In the listing below, every line with the word "JSON" needs to be copied.
Segment Start: Provided records
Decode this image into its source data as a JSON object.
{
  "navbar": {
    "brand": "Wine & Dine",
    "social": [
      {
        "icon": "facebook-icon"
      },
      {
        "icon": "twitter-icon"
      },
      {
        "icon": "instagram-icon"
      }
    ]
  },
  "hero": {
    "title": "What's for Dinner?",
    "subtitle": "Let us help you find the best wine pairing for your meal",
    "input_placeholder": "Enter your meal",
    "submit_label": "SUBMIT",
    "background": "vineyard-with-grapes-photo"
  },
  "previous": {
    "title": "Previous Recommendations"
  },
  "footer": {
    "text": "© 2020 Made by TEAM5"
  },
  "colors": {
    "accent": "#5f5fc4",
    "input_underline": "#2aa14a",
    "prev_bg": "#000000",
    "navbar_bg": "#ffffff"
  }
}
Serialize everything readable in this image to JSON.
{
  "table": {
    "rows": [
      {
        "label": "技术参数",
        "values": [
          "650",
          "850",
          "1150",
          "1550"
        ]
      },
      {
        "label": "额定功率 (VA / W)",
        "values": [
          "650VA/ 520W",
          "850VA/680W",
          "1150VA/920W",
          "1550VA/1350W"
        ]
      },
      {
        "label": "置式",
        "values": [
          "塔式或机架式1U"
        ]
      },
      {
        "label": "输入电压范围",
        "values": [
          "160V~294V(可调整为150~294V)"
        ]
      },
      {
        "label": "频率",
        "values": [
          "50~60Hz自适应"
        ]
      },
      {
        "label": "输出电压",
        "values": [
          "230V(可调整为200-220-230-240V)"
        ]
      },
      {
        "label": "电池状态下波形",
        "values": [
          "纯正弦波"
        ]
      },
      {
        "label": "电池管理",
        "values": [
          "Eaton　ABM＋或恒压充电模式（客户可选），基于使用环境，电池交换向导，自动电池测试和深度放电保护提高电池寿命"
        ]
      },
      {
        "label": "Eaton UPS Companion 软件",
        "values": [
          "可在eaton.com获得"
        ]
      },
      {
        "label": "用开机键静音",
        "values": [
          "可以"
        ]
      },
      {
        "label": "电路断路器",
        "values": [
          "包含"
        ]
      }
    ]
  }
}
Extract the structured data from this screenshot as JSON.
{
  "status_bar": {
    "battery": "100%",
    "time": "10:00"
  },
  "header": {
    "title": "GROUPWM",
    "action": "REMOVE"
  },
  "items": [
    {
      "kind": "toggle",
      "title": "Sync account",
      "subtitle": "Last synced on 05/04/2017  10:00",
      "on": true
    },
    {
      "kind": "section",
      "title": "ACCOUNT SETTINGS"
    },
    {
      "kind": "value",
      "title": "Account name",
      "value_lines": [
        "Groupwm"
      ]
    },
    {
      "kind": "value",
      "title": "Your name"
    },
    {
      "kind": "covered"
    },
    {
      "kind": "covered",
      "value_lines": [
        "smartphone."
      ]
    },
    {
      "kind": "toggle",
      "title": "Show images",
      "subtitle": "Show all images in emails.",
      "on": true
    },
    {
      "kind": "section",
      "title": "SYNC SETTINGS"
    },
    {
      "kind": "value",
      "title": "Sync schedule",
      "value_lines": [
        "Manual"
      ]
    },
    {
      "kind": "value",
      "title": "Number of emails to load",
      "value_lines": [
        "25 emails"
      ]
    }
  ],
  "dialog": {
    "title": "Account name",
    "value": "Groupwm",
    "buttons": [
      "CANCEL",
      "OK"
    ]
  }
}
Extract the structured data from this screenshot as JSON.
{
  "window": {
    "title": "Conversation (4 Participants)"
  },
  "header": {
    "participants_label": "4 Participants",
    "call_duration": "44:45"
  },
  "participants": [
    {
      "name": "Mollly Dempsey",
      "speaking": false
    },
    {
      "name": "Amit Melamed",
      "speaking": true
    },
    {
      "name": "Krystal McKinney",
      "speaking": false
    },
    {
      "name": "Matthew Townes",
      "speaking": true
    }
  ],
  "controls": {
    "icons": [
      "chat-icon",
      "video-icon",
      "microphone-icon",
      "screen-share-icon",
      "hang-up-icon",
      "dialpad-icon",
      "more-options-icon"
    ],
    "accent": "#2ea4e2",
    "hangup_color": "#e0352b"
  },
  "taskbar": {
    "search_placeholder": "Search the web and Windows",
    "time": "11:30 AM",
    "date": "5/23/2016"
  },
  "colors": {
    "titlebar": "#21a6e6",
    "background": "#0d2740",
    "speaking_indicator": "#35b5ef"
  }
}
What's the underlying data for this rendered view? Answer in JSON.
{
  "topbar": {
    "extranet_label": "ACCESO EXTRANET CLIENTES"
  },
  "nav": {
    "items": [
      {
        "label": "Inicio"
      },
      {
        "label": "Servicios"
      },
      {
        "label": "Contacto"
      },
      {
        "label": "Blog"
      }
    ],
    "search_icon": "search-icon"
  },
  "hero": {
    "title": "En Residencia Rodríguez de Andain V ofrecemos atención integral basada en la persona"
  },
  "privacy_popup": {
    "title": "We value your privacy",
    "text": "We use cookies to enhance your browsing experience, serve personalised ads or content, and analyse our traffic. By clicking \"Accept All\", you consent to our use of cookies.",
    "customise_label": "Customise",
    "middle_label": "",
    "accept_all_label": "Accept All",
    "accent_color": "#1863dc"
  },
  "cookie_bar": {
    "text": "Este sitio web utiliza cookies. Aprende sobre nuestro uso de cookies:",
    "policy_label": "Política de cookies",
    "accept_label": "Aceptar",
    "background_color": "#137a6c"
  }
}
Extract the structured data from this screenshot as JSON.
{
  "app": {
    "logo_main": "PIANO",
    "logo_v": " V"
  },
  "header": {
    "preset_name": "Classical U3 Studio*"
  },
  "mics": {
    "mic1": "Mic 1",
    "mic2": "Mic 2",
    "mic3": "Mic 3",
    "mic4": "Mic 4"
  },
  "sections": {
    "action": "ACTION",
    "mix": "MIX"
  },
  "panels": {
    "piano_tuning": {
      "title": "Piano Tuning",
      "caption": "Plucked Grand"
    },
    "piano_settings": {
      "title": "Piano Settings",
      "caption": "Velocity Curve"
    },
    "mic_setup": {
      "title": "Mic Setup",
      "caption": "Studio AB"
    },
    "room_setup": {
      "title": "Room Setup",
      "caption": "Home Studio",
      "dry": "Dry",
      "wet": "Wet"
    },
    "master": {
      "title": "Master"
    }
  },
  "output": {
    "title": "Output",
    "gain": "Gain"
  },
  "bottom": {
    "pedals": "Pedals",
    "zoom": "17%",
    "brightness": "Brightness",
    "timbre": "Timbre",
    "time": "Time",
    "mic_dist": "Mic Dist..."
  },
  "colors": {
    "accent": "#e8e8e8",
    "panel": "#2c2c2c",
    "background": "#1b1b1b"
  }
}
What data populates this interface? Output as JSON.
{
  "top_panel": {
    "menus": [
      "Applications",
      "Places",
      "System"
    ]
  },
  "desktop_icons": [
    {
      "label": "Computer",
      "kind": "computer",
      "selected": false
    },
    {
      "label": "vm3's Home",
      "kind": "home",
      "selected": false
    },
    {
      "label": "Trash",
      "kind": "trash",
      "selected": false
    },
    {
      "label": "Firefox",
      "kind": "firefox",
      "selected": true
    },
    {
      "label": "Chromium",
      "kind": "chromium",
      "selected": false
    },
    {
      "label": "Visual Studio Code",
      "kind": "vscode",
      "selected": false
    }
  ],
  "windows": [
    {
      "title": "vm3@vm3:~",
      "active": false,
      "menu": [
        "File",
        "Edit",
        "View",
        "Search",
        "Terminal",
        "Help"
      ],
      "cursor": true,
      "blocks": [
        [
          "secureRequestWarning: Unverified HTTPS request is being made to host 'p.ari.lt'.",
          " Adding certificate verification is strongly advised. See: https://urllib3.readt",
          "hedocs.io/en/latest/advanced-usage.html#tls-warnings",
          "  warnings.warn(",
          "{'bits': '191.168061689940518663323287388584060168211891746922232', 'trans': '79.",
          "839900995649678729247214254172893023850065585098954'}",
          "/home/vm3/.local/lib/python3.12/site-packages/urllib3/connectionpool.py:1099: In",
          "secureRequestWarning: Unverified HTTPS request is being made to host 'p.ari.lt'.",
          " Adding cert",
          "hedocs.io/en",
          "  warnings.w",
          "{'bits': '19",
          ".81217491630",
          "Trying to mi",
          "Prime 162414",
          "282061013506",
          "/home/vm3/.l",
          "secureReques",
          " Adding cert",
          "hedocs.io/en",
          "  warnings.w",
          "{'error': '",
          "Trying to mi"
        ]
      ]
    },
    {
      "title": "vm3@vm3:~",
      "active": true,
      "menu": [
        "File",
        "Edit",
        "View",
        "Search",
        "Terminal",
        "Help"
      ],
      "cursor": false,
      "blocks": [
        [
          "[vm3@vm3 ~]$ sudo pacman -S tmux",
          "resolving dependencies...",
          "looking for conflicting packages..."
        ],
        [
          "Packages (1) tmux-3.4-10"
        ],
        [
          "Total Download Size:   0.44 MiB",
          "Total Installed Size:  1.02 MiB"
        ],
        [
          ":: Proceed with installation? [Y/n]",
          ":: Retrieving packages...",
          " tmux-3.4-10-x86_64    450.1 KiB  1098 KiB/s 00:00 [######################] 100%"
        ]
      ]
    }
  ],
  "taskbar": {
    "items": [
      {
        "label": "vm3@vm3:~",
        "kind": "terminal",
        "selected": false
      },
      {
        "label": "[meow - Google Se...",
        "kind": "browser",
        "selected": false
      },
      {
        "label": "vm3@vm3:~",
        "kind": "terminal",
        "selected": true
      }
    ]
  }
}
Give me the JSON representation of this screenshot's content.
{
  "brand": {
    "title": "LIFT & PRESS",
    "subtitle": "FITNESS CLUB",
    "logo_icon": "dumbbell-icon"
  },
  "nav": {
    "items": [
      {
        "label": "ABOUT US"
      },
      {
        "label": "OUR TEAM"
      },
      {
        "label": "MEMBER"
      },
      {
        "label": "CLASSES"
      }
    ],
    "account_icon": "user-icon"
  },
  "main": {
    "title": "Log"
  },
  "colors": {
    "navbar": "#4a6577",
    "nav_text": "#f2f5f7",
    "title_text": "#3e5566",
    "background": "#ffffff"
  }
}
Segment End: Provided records
* **Task result**:
Decode this image into its source data as a JSON object.
Serialize everything readable in this image to JSON.
Extract the structured data from this screenshot as JSON.
Extract the structured data from this screenshot as JSON.
What's the underlying data for this rendered view? Answer in JSON.
Extract the structured data from this screenshot as JSON.
What data populates this interface? Output as JSON.
Give me the JSON representation of this screenshot's content.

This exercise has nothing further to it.